There are some distinct differences that come with selling a condo vs a house, especially in a hot market like Vancouver's. Here is a step by step guide on what you can expect while going through the process of selling your condo:
1. Decide When to Sell
- Time of year - As with all types of property there are certain times throughout the year that lend themselves to selling more quickly and most likely at a higher price. Winter, for example, is historically one of the slower seasons and therefore may not be the best time to list.
- Competition in your building - The number of units for sale in your building will directly impact how quickly your unit sells. You may want to think about listing when there aren't any other apartments for sale in your building.
- Current market conditions
- Personal timeline and goals
2. Prepare the Condo for Sale
- Declutter! - One of the most common considerations buyers are concerned with when purchasing a condo is space/storage. Store all excess clutter, clothes, boxes, etc. off the premises. It is also important to ensure the cupboards and closets don't look like they are overflowing. Fill them only about 1/2-3/4 full to give the feeling there is ample storage in your unit.
- Stage the furniture
- Use air fresheners and be aware of odours (cooking, smoking and/or pet related)
Pricing a condo is quite different than pricing a house. It is heavily reliant on the comparable listings in your building and your area. There are numerous factors to consider when pricing a condo:
- Height of the unit- higher units tend to sell for more money
- Corner units are priced higher
- Orientation/Exposure- South, North, West, East? It matters
- Storage locker?
- Renovations - can drastically increase the listing price, especially of older buildings
- Maintenance fees - lower tends to be better
- Outdoor space
- Ratio of renters to owners - most people prefer there to be more owners than renters
- Ceiling height
The price is impacted mostly on how the unit shows and what the comparable units in the area are priced at/selling for. Condos don't tend to entice the same bidding wars that houses can. Why? Because condos by nature tend to be less diverse and in much greater supply.
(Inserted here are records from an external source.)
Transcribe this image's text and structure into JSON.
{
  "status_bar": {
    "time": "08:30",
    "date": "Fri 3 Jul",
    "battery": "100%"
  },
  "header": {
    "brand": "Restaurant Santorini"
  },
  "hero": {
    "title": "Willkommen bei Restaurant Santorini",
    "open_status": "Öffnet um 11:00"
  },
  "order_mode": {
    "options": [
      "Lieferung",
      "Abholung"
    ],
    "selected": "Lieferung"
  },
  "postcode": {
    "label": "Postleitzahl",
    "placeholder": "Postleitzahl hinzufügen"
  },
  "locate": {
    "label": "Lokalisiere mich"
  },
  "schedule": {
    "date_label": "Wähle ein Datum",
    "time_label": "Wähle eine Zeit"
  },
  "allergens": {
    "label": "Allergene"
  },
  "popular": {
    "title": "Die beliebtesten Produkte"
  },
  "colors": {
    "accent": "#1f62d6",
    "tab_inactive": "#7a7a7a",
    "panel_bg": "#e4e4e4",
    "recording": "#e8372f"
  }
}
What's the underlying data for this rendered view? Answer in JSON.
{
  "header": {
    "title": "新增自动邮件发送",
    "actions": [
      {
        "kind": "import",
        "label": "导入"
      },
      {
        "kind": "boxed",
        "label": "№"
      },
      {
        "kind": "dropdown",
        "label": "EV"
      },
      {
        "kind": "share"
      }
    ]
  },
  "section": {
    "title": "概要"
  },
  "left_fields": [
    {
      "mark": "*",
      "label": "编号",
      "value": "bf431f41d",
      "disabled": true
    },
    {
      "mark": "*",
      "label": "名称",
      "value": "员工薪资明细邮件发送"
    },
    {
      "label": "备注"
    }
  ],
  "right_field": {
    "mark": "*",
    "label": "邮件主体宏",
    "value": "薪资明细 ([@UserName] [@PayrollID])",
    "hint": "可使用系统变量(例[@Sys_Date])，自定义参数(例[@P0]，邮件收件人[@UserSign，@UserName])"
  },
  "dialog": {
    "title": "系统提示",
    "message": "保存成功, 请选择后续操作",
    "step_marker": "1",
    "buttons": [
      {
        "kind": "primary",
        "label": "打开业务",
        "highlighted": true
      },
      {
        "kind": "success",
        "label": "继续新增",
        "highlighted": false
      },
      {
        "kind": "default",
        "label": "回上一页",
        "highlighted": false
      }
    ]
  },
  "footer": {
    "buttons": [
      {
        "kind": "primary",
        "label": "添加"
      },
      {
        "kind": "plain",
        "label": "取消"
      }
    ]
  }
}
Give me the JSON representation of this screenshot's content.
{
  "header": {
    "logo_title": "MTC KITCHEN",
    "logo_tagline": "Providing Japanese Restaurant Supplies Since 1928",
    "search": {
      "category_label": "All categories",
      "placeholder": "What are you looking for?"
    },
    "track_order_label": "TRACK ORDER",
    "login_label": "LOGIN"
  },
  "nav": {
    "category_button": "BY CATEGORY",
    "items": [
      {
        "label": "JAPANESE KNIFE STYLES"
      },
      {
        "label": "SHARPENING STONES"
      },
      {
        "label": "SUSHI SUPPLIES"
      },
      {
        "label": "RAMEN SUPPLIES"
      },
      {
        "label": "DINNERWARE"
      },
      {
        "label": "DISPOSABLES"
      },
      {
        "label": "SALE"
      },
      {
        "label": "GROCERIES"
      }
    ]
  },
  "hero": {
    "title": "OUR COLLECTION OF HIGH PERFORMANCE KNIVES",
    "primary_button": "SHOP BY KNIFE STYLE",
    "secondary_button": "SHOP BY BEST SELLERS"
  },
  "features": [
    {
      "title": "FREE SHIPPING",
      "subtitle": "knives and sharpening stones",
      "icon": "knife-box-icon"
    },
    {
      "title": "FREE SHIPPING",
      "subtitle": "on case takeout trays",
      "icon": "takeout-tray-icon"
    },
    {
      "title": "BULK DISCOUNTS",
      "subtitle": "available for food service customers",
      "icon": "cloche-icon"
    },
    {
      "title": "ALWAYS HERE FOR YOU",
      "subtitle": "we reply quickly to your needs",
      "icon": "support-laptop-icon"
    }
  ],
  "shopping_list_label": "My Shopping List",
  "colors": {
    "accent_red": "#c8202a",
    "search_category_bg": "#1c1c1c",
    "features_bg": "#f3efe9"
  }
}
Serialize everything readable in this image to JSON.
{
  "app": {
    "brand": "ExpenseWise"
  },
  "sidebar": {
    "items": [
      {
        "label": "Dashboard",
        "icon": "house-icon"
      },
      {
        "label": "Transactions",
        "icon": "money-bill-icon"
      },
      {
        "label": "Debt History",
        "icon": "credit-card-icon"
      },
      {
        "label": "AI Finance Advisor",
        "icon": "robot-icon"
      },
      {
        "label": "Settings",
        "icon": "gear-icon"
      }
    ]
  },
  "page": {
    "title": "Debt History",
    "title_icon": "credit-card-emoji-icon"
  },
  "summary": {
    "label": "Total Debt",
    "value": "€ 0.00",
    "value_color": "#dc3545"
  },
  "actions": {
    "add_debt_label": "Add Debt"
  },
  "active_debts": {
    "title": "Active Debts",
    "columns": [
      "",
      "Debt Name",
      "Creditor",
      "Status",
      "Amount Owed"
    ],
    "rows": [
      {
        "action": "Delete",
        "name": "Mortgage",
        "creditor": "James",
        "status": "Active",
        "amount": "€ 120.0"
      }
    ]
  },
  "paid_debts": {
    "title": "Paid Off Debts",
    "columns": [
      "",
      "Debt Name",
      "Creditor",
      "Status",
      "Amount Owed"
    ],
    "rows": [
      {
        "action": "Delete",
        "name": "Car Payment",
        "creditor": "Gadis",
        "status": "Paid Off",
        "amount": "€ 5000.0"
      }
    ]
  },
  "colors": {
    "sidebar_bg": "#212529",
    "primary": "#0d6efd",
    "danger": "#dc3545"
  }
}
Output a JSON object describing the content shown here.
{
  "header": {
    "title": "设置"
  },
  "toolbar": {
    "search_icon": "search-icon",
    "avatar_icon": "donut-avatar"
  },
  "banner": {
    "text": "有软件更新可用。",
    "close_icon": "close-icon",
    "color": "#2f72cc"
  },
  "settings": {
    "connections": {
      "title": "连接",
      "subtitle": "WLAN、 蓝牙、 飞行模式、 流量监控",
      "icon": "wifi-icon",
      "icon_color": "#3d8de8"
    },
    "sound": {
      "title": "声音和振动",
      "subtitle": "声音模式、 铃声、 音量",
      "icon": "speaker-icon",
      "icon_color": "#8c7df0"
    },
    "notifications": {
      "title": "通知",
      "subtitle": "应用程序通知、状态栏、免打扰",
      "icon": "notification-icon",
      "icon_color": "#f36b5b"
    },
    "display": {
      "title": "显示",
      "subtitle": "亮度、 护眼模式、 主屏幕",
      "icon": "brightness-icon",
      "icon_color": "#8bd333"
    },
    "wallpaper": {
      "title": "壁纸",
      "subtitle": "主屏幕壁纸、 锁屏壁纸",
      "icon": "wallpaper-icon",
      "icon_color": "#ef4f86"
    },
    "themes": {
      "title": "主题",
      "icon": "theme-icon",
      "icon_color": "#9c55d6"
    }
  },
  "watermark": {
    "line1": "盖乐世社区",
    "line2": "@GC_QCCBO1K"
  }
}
In a given building there are numerous units that are similar and therefore if a buyer misses out on the unit he/she was hoping for, it is only a matter of time before another similar one becomes available.
Some considerations that need to be taken into account during the marketing process for a condo listing are:
- Not all apartment buildings allow open houses
- Smaller spaces can sometimes pose challenges for the photographer and videographer
- The listing signs on the street aren't usually as effective as those placed in front of a single family house
- Don't be home (general rule for all showings)
- Tenants require 24 hours for viewings
- Provide easy access to all common areas and facilities
- Be accommodating with showing times
6. Closing Day
- Book the elevator (if need be)
- Notify the utility/insurance companies
- Inform the property management company and have monthly maintenance fee payments stopped.
If you are thinking of listing your condo feel free to contact me. We can discuss your intentions and how I will go about marketing and showing your home to help you maximize your sale!